In short: no. However, there is one rule that most higher education I've encountered seems to stick to: they really like constitutions and written rules.
A quick google of my own university found a faculty senate constitution of over 30 pages with a great degree of detail and rules, and absolutely no mention of conflict of interest.
From further review, I might propose an idea of why: interest is assumed. Rather than being an organization who seeks impartiality, there is actually a deeply vested interest assumed that all senators - and the senate as a whole - try to forward the goals of the university and the interests of the faculty itself.
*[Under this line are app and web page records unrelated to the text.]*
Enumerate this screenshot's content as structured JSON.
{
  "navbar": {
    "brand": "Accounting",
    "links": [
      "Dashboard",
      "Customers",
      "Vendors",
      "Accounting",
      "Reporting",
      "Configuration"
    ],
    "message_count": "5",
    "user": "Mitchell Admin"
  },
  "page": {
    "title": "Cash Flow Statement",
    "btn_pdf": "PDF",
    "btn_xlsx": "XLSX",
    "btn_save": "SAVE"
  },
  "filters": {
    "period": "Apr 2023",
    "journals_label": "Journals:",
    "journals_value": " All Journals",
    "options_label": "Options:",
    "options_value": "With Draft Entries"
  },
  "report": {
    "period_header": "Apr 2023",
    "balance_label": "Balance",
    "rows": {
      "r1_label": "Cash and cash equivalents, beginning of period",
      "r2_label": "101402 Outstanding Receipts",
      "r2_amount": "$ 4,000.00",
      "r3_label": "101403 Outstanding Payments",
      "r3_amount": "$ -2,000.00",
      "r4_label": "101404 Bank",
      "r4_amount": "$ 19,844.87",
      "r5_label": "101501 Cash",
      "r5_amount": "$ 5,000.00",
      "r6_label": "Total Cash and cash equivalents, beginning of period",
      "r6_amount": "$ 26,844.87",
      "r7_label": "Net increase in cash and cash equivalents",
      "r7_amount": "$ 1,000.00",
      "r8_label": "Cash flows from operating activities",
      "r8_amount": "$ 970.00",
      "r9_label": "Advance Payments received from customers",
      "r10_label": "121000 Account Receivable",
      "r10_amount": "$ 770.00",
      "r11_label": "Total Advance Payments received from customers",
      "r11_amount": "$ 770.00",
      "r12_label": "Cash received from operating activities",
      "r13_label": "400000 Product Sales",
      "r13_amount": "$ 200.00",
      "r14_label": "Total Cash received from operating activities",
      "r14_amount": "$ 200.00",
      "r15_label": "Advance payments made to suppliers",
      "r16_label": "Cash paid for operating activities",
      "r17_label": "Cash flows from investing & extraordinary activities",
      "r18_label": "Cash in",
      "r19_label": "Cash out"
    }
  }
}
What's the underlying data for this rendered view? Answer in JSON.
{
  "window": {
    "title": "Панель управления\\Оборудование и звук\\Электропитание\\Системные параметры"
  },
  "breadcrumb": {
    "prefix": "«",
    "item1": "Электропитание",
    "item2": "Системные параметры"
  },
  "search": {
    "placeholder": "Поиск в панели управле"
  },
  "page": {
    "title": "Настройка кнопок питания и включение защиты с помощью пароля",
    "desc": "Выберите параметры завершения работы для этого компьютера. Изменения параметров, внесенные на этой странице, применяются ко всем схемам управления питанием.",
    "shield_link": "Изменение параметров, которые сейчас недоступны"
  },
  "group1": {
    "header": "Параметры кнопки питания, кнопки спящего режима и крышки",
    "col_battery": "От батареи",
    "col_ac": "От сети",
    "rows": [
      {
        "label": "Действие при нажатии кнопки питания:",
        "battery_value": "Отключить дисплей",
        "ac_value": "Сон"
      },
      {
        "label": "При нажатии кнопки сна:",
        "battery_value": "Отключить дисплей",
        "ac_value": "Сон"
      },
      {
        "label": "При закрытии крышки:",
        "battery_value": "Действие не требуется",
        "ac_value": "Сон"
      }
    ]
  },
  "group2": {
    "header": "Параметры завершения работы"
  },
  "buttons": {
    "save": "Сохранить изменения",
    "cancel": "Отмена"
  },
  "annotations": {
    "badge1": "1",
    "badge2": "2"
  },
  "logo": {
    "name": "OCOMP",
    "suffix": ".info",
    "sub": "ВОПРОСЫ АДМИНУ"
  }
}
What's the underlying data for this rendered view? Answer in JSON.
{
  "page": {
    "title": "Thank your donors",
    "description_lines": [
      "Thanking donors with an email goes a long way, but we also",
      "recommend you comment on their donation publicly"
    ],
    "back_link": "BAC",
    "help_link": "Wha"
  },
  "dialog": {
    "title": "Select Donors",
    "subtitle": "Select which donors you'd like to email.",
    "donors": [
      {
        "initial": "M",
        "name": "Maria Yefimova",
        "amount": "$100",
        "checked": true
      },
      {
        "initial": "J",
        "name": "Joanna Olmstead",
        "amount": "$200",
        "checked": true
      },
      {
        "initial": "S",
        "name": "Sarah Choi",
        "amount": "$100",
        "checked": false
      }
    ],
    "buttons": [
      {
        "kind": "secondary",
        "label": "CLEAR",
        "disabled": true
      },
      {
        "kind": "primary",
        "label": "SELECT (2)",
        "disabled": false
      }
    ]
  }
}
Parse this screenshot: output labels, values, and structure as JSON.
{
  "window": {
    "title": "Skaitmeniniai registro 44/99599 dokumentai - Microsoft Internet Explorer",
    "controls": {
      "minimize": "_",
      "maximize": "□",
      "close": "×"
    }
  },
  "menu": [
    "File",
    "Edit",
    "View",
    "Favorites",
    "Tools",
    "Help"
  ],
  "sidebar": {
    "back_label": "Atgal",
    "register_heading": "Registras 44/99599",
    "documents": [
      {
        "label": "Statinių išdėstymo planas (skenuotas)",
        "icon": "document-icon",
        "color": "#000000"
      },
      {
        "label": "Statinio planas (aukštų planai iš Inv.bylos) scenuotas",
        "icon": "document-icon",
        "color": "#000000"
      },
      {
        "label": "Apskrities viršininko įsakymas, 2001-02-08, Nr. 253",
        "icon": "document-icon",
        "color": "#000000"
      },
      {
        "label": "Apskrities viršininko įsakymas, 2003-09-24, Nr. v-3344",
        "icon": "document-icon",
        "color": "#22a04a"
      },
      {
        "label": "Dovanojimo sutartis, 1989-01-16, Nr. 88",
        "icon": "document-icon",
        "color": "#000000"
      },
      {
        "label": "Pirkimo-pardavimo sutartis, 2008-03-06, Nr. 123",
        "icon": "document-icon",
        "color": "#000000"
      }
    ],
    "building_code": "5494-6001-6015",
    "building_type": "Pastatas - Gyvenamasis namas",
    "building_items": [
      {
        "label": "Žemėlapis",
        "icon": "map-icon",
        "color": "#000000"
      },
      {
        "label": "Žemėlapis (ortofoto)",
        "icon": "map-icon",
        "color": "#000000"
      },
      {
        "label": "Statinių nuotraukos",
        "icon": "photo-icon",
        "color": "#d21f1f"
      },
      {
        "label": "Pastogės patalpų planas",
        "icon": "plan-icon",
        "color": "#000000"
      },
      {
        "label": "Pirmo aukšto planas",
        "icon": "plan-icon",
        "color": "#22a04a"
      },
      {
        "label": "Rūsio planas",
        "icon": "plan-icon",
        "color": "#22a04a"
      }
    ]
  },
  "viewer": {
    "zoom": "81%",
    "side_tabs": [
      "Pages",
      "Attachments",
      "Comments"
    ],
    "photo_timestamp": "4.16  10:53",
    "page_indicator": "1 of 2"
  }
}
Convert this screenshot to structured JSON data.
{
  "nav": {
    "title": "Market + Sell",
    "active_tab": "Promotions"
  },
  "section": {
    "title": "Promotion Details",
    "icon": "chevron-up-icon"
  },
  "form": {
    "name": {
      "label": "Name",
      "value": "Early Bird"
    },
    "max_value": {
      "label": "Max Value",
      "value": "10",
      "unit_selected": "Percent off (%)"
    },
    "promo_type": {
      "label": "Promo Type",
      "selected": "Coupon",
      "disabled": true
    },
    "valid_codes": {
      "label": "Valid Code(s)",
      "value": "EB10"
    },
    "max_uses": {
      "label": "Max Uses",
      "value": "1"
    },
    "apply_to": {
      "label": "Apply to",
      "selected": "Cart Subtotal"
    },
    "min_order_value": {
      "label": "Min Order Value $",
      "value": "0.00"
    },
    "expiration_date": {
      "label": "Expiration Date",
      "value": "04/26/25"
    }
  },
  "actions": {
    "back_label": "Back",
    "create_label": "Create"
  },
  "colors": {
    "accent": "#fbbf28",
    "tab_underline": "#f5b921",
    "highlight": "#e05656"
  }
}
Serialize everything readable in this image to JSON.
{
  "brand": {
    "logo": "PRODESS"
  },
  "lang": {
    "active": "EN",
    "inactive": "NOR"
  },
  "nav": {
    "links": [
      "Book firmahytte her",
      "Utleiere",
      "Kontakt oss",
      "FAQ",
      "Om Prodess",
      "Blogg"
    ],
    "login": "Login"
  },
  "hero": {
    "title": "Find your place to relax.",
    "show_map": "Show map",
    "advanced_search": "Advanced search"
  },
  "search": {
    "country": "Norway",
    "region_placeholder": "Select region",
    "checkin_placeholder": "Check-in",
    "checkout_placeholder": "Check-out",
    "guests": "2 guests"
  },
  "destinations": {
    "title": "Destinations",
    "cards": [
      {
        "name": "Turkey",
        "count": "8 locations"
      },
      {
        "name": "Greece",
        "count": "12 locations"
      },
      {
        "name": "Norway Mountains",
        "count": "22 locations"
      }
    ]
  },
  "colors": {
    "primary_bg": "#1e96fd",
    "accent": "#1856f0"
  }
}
Using my own reference constitution, early on this line states the purpose of the Senate: "The Senate shall be the representative body of the faculty." In other words, they are out for what is best for the faculty.
As such, in the situation you briefly outline, there isn't a conflict of interest, but it sounds like a case instead of "vested interest" - the faculty, and thus the senate, want pay raises and oppose administration that seeks to oppose or refuse it, and so they do what they can to help achieve this mission. In short, this isn't unethical - it's the definition of politics and the reason why the senate exists.
Much of this is determined, at least in the US, by state law and mandate for public universities. In Wisconsin: The faculty derives its authority from 36.09(4) Wisconsin Statutes, which reads as follows:
FACULTY. The faculty of each institution, subject to the
responsibilities and powers of the board, the president, and the
chancellor of such institution, shall be vested with responsibility
for the immediate governance of such institution and shall actively
participate in institutional policy development. As such, the faculty
shall have the primary responsibility for academic and educational
activities and faculty personnel matters. The faculty of each
institution shall have the right to determine their (sic) own faculty
organizational structure and to select representatives to participate
in institutional governance.
As with all good representative systems, it is assumed that there are checks and balances. There are usually student government wings, faculty senates, administrative positions, committees, etc - all designed to, hopefully, ensure an outcome that is the best for the whole community.
But in the case of a faculty senate being in favor of pay raises and also being pro-union? Yes, yes I would imagine they are. Whether or not they get a raise is usually not solely determined by a faculty senate, though, or that would be a pretty naive system.